[Start of Attachment]
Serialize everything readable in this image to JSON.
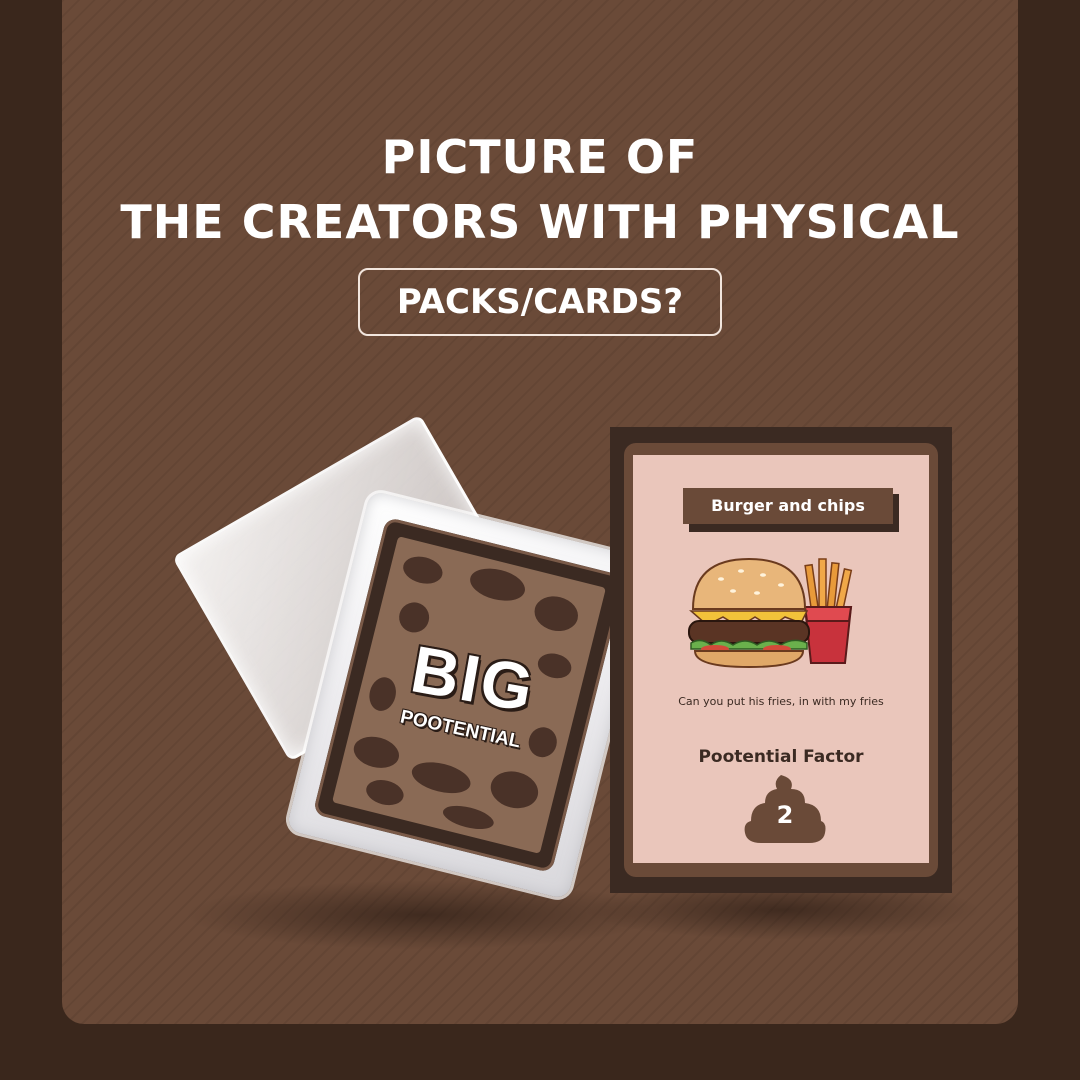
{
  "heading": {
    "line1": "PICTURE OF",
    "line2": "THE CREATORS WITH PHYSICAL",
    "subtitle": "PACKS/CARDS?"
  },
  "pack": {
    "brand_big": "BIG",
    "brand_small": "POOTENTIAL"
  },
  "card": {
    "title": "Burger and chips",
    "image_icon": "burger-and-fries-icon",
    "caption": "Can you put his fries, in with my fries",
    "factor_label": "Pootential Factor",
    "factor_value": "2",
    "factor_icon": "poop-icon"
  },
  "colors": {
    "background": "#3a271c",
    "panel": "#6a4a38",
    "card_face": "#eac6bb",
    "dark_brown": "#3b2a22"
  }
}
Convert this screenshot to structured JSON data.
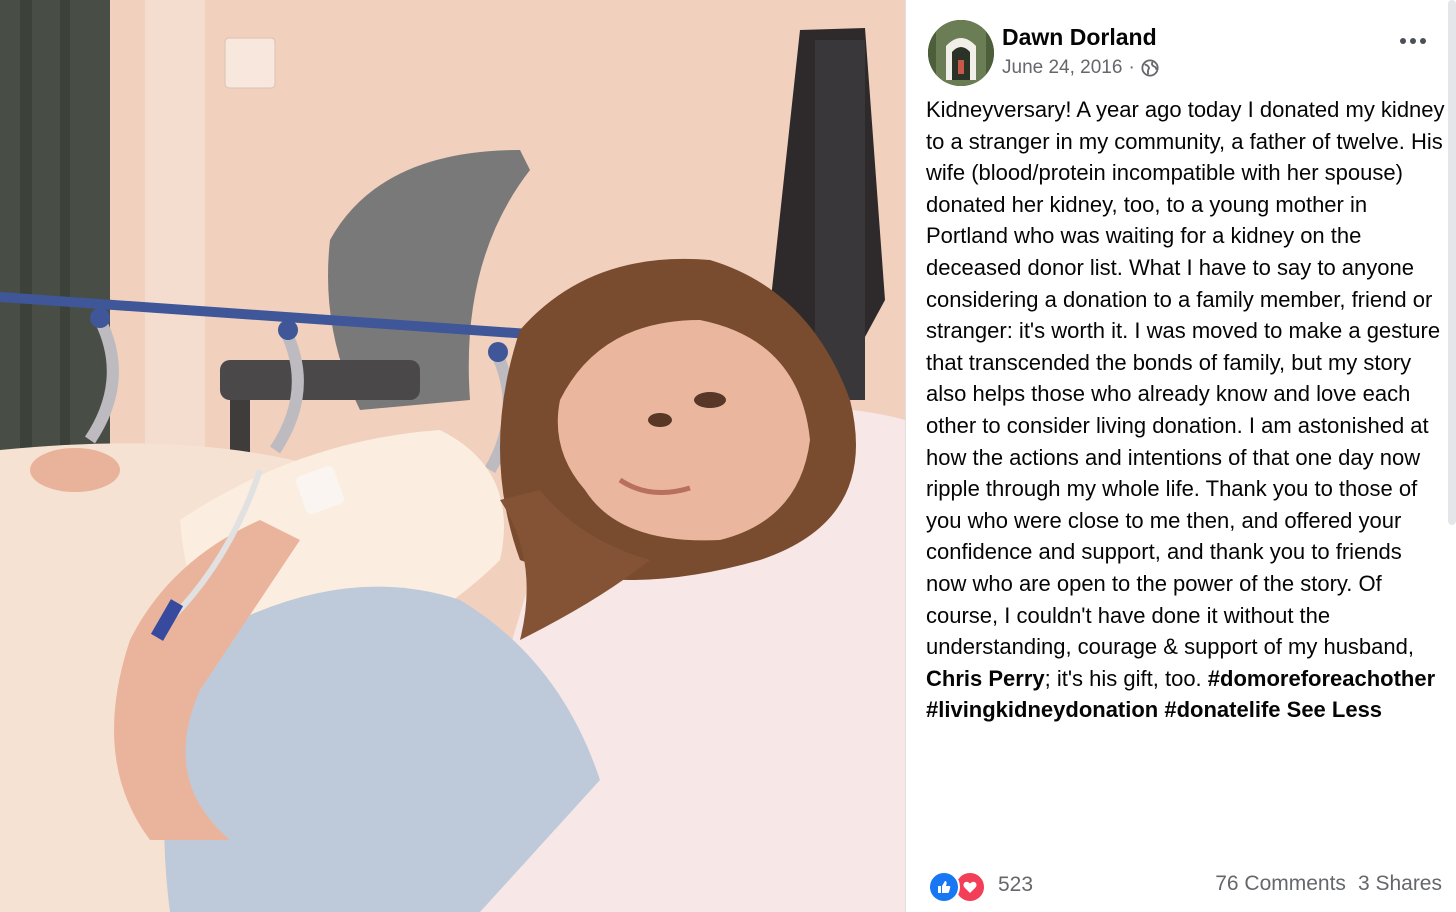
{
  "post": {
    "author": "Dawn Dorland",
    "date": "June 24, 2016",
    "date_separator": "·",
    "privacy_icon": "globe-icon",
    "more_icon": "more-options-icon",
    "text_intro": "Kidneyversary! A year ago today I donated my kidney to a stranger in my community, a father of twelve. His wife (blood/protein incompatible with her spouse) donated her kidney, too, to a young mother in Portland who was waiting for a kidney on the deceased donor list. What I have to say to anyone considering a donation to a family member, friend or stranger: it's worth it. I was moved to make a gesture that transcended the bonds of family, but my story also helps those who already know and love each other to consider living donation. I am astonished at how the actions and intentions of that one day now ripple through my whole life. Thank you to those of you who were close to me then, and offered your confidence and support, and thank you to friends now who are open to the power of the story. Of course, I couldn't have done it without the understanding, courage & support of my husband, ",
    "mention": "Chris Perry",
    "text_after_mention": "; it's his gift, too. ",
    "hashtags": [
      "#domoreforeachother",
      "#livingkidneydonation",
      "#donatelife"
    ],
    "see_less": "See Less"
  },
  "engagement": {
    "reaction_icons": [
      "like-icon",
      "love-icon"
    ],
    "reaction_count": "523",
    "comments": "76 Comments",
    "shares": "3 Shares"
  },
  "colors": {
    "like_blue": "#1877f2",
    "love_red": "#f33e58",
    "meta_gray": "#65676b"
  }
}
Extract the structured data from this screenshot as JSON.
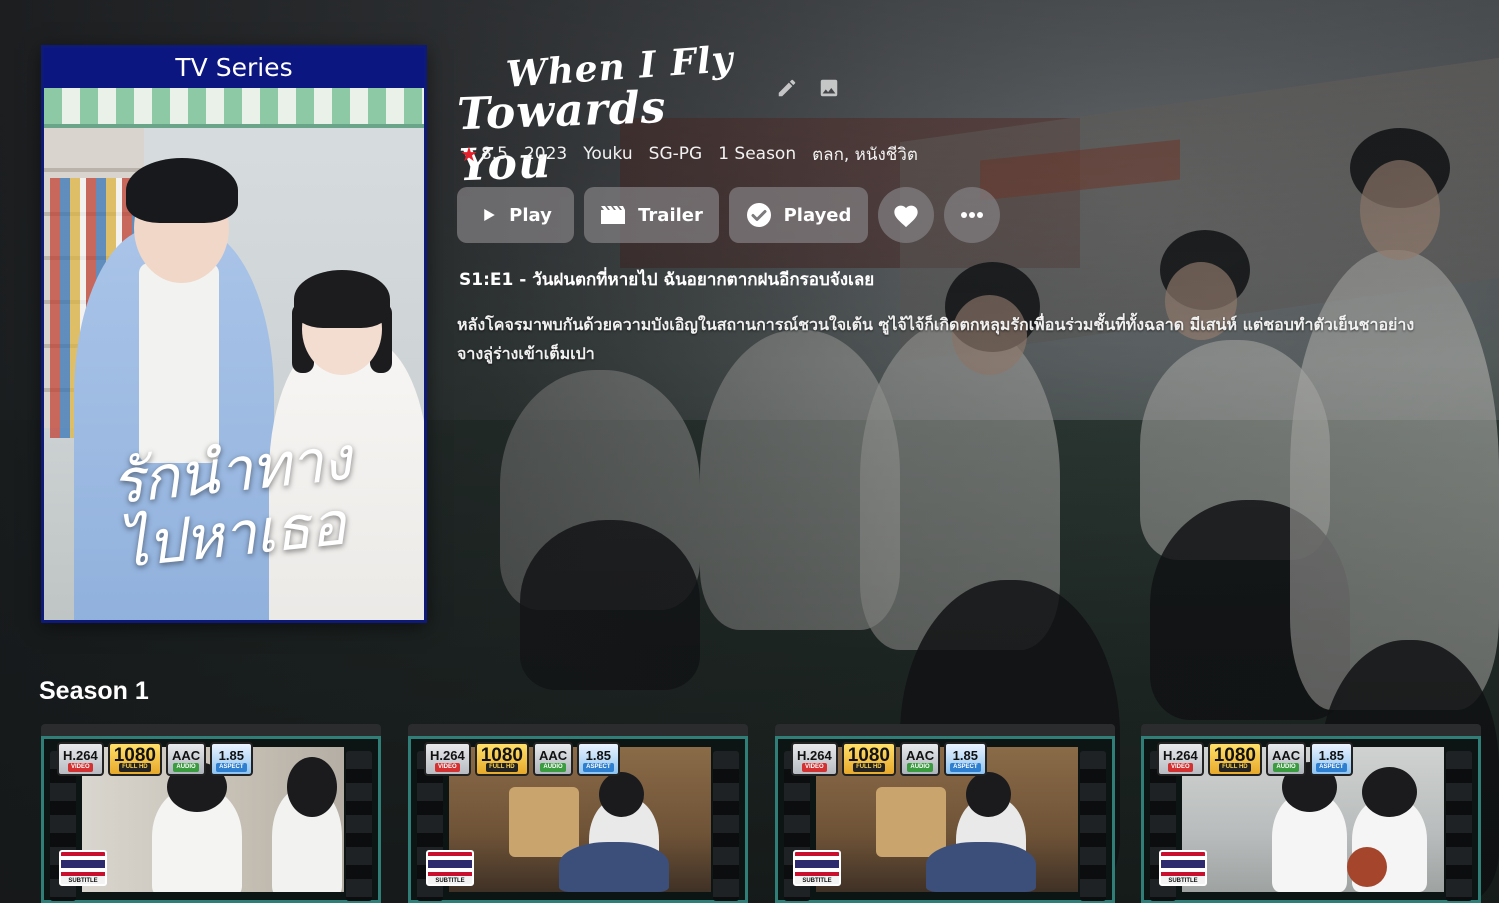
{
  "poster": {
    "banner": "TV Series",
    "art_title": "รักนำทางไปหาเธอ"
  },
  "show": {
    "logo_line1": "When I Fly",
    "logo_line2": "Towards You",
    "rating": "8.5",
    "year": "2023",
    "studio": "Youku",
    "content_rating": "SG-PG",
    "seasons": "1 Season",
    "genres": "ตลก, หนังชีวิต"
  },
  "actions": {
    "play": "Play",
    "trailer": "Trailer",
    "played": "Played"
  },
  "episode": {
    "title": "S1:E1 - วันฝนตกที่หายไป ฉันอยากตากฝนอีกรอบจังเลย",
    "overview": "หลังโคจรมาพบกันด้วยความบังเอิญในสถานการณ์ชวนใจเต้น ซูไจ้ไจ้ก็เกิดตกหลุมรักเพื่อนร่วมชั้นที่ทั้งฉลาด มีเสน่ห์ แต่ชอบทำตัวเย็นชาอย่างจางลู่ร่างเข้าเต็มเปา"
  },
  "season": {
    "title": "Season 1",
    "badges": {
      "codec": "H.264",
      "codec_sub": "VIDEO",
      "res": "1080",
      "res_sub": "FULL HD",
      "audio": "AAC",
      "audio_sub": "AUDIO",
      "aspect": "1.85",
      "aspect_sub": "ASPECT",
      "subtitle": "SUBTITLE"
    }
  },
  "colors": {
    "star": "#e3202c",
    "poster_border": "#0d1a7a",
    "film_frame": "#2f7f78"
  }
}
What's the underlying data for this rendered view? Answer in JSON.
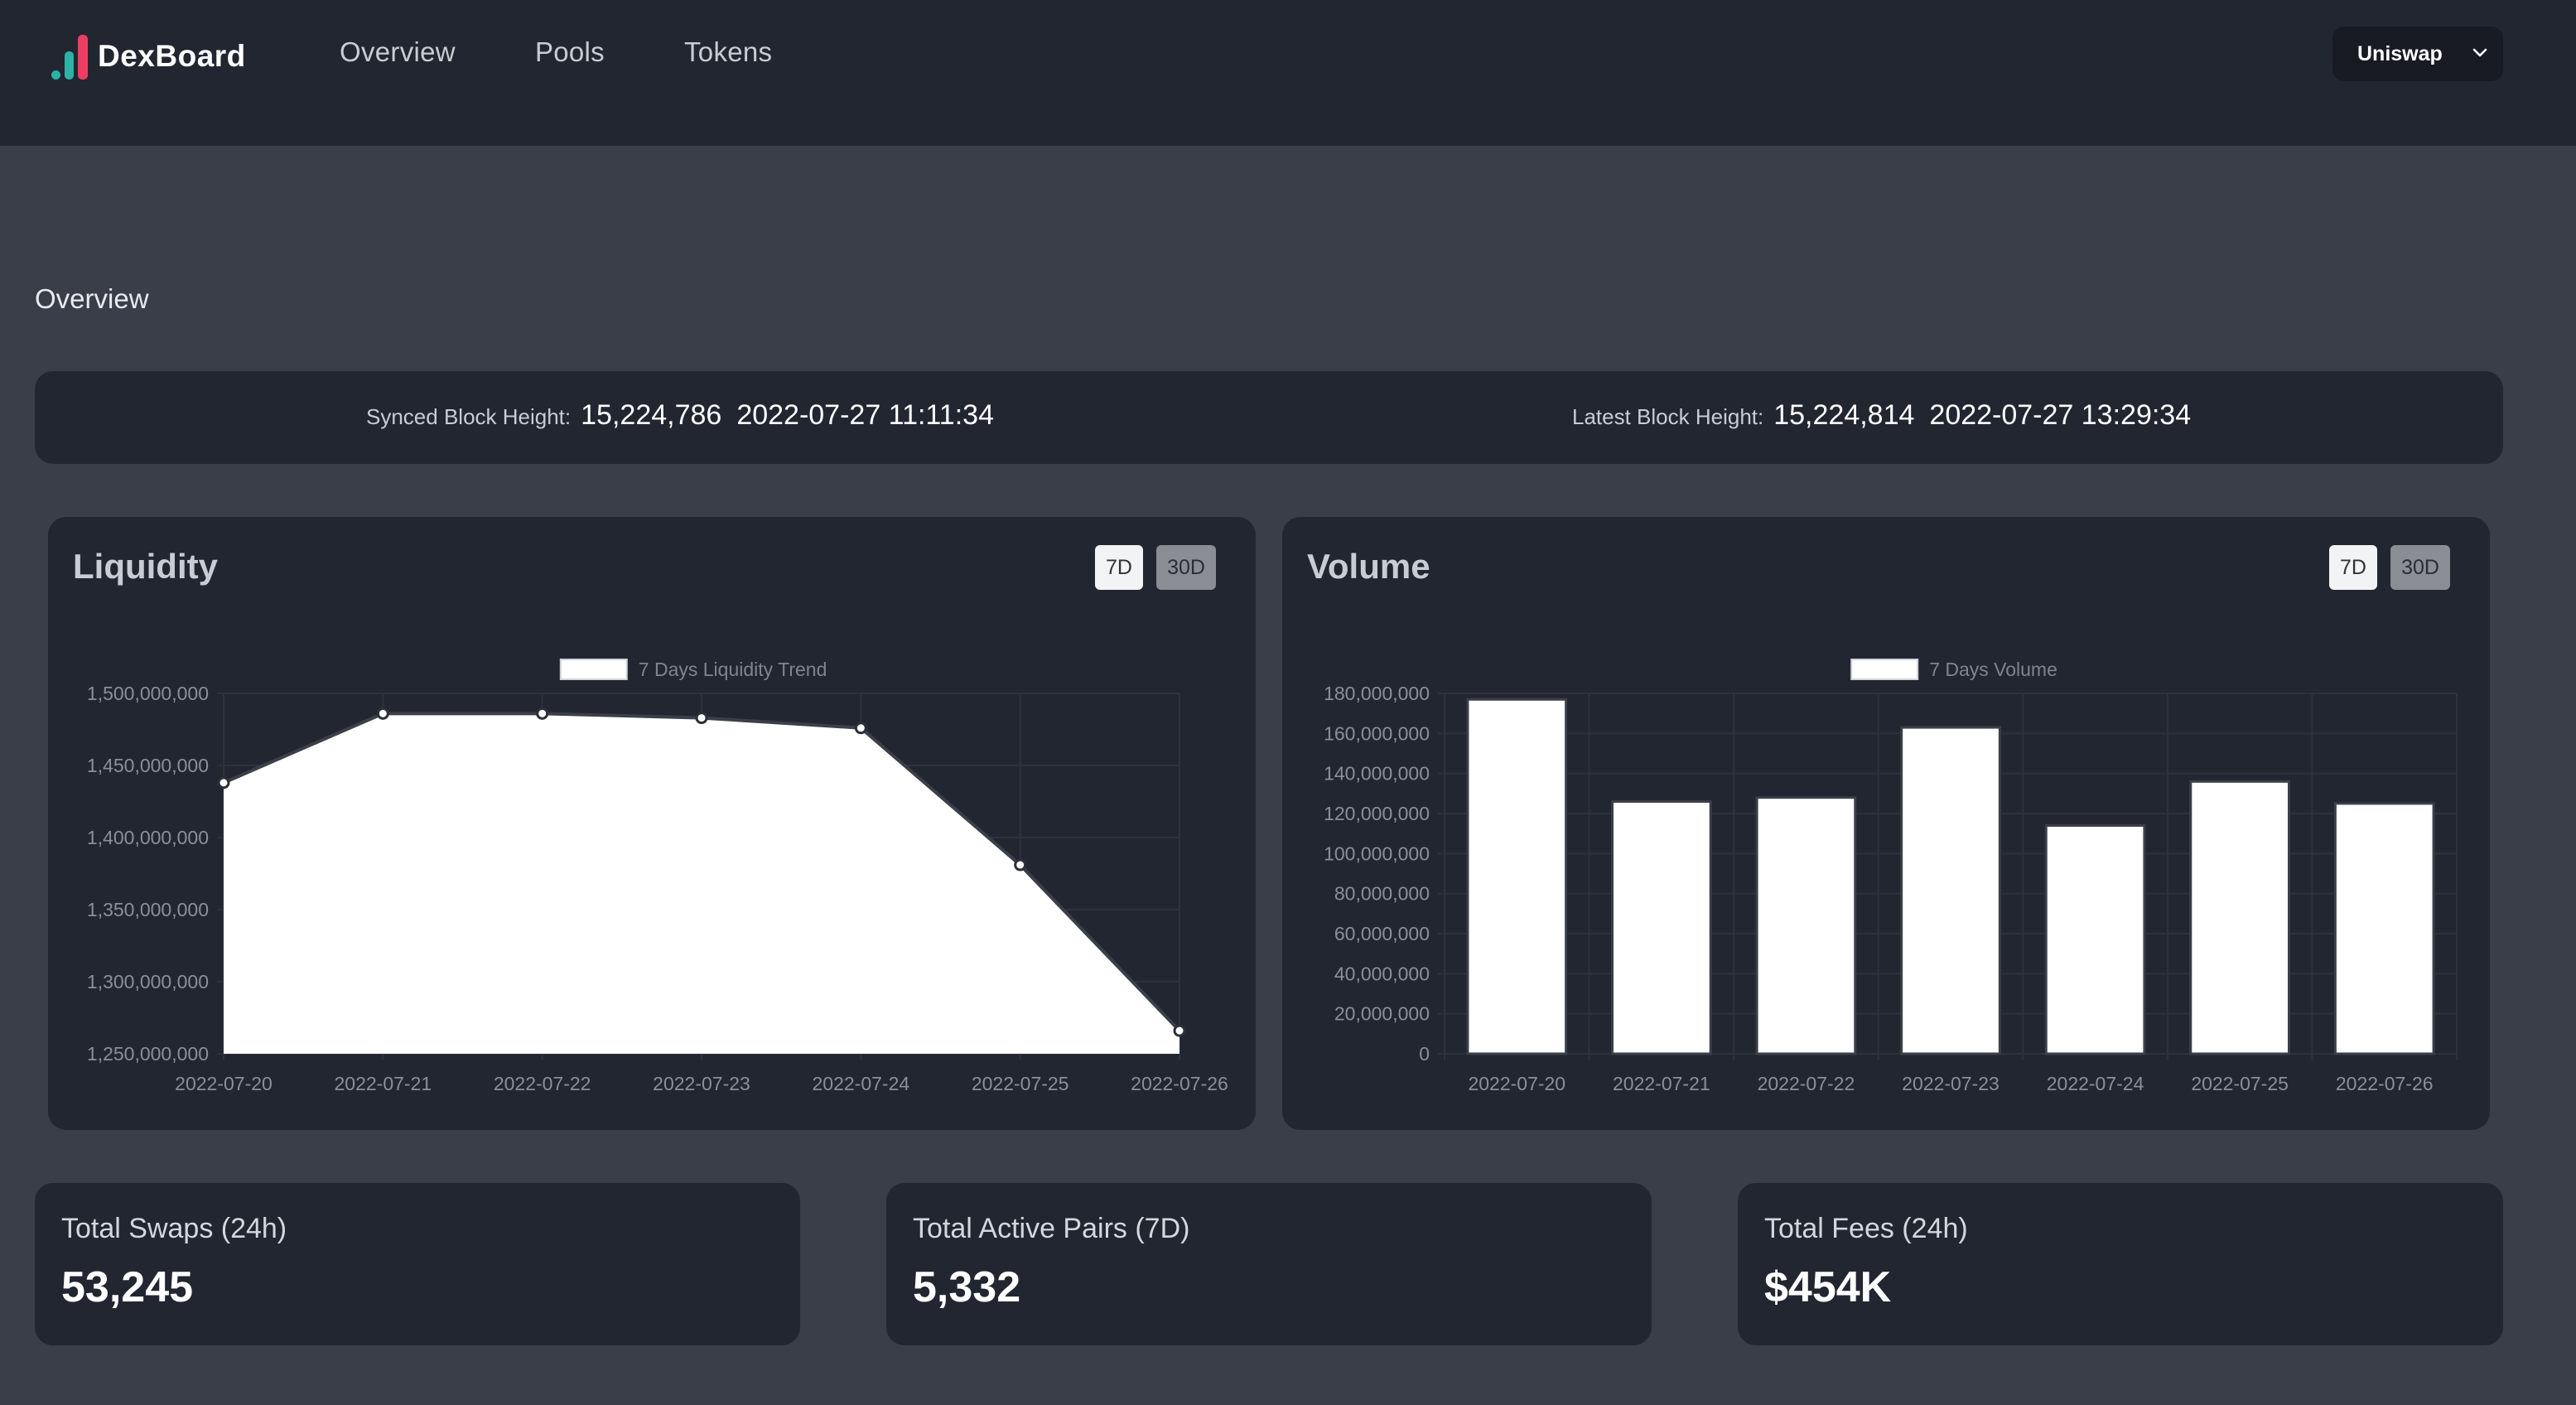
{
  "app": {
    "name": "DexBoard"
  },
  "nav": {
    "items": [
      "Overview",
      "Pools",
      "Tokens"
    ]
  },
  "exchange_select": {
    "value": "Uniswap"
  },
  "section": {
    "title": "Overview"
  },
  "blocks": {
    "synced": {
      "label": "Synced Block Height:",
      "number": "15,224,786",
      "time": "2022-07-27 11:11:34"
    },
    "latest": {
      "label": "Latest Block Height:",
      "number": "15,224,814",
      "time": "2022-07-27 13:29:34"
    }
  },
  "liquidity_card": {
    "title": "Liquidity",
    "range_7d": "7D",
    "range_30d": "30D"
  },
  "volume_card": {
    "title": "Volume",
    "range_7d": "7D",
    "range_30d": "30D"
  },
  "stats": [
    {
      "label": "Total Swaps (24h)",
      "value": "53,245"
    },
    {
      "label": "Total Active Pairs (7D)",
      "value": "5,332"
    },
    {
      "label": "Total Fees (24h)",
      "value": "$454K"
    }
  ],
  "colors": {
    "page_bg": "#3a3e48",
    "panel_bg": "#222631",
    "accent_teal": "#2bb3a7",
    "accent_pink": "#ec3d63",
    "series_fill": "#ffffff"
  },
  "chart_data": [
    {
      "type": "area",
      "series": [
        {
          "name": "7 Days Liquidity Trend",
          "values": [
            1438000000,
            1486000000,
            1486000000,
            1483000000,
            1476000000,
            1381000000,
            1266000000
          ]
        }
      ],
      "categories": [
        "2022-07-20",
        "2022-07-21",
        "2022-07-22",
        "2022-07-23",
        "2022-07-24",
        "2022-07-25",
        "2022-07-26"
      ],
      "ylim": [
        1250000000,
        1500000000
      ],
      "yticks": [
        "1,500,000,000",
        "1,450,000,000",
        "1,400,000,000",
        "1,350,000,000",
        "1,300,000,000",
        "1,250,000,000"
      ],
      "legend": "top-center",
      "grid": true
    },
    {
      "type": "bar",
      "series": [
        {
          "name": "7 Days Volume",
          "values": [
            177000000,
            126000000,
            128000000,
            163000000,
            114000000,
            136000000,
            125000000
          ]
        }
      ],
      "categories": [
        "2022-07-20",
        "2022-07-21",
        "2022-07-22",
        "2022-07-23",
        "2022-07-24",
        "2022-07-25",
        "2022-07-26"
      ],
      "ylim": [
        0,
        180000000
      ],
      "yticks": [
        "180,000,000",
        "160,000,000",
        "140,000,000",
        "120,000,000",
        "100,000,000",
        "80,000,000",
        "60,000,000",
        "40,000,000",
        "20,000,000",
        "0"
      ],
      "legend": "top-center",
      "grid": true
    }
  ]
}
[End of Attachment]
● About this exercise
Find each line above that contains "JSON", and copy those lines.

● Solution to the problem
Serialize everything readable in this image to JSON.
Convert this screenshot to structured JSON data.
Extract the structured data from this screenshot as JSON.
What's the underlying data for this rendered view? Answer in JSON.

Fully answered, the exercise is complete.